    My voice as a writer was fine, but shifting to first person POV gave my character an amazing voice :-)

    Also, that is a lovely paragraph about emotional honesty. Definitely a keeper for the 'words of inspiration' file.

    Nancy C

  73. Hello, Nancy! Thank you very much, I'm happy to be able to share with everyone else. :)

    That's a great tip, too. I know I'll keep that in mind for my MS. Good luck with your beta readers!

  74. Hi April, Always knew this book would be published and told you so a long, long time ago. :) I love the story as much now as I did the first time I read it. Lovely blog post - just the thing to get my writerly juices pumping this stormy night!

  75. Hi, Donna! Thanks so much for stopping by. Yes, you did tell me that. So glad you kept believing in me and my story when I wasn't sure I could anymore. Your encouragement helped push me to invest myself and finally find my voice. You're awesome!

    Donna is one of my CP and is a fantastic author herself. We've had a great time encouraging one another and cheering each other's success. :)

  76. I don't know if it relates to voice, but I started stepping out of my comfort zone when I started writing outside my preferred historical time period. I feel like I understand the feeling.

  77. I think stepping outside of our comfort zone in any way can be helpful in finding our voice, Walt. Different genres certainly feel different to write in many ways, but like Julie Lessman mentioned earlier, even a more modern tone can still work in a historical setting.

    "I have a very casual, modern, laid-back and almost flip style to my writing which I worried was not the "proper" voice for historicals, and I have gotten some negative reviews in reference to that, in fact.
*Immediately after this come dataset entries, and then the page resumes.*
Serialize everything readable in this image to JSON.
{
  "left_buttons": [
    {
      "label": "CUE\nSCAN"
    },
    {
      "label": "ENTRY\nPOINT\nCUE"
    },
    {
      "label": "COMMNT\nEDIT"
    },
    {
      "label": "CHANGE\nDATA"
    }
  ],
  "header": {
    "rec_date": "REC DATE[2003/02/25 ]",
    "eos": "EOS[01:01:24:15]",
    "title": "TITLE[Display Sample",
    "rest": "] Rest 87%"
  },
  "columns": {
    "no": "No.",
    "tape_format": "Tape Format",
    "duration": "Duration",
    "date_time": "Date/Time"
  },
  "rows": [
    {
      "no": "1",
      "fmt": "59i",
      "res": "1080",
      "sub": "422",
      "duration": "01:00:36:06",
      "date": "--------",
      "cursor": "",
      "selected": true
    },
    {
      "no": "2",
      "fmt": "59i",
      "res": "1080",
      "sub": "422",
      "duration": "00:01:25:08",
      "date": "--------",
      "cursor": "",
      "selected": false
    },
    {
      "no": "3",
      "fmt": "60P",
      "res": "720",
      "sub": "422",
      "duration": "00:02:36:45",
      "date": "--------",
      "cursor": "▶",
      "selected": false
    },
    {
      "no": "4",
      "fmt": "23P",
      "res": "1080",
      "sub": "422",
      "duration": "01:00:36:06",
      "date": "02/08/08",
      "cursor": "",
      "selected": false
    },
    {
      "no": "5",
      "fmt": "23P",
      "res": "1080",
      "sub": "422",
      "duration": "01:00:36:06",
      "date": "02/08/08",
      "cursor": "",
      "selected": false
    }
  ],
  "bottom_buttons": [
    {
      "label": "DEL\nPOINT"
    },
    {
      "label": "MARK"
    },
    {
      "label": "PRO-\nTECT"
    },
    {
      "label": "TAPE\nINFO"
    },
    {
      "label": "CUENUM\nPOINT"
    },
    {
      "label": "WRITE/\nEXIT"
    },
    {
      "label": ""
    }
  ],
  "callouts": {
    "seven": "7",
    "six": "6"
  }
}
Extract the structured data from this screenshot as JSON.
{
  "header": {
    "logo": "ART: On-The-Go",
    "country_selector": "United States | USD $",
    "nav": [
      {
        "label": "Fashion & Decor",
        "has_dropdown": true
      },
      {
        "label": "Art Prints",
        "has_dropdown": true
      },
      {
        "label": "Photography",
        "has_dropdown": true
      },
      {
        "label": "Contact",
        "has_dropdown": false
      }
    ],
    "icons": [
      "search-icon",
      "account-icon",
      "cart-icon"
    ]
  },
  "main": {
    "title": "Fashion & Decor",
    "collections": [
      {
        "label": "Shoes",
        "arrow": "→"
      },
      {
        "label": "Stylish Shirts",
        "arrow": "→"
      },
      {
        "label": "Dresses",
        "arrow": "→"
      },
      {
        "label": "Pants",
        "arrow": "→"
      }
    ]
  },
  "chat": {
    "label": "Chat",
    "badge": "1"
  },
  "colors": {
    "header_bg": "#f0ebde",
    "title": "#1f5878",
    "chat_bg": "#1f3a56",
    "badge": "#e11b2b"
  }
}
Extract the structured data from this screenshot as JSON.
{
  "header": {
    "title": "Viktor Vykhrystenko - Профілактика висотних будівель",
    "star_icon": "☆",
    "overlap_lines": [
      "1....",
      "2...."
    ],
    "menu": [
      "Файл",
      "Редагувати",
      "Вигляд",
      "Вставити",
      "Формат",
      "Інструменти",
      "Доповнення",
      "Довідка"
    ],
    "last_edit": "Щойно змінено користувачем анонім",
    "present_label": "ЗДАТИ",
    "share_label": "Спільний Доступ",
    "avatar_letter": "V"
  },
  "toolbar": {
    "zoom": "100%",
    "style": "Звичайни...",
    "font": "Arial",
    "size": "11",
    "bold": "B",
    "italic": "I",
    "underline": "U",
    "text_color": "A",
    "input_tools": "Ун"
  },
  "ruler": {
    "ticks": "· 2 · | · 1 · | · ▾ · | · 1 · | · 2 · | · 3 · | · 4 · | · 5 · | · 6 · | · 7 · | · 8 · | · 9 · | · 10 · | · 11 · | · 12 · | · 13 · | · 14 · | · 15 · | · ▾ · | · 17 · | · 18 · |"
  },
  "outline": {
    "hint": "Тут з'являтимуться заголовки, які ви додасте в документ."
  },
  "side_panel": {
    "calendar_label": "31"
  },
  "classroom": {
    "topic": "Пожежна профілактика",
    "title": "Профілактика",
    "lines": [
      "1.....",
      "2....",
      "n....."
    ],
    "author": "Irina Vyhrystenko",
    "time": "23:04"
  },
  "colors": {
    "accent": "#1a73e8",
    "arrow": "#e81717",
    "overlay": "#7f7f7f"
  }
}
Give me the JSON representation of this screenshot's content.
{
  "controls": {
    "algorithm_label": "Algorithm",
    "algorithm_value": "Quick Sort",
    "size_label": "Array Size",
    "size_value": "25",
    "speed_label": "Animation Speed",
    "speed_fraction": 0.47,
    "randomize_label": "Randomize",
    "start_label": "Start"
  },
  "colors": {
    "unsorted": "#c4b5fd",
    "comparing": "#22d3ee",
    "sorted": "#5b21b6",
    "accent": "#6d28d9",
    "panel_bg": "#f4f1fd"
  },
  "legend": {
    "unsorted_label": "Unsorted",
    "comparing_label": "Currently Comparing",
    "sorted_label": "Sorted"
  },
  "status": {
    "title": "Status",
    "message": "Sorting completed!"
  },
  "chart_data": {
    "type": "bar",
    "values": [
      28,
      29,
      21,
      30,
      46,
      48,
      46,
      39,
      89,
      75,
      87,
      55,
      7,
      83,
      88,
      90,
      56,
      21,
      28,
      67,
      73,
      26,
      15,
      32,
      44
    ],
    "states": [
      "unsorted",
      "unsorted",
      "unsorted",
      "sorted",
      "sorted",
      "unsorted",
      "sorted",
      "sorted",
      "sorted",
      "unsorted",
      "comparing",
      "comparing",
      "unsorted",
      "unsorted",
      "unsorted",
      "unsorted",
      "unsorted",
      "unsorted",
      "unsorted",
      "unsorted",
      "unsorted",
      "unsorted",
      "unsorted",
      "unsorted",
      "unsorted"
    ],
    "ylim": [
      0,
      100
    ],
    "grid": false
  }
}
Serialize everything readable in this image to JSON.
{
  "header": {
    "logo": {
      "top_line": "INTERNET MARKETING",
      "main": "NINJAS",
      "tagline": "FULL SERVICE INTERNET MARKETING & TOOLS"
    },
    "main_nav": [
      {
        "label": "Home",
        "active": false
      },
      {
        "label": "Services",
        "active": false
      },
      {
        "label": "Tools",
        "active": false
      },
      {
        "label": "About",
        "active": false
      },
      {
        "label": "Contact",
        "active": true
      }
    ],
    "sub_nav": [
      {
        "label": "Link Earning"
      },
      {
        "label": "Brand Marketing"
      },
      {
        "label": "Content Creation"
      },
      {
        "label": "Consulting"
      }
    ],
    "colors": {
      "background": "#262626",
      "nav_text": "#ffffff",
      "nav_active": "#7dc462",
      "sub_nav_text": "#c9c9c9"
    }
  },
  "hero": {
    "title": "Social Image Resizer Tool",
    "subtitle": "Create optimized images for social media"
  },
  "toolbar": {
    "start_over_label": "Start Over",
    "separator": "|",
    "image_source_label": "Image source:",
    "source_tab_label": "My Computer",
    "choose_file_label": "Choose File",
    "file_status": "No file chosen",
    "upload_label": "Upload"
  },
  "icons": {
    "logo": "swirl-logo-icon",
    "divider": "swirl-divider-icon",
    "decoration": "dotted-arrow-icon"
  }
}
But the truth is, my voice IS very casual and down-to-earth, so I don't think I could ever write Austen-style or Amish books for that very reason."

    Good for you for trying new things. You may find you have more than one genre that suits you best. :)

  78. april
    i wasn't able to stop by on Thursday, but i really enjoyed this post on voice (even shared it with someone else who has been wondering if she has a voice - she does).

    thanks for sharing here. lots of food for thought and wise words.

  79. Welcome Deb, I don't mind late comers. :) Everyone is always welcome. Thank you for sharing!

  80. April,
    This was such a helpful post! Thanks for sharing!

  81. Such a great and very helpful post - thank you!

  82. Miss April, thanks for the sausage biscuit.
    *nom nom nom*

    So thoughtful of you, and tasty too!

    Love from your new FURiend, May

  83. Hello, Edwina and Sherri W., welcome! Thank you for visiting, so glad I could share with all of you. :)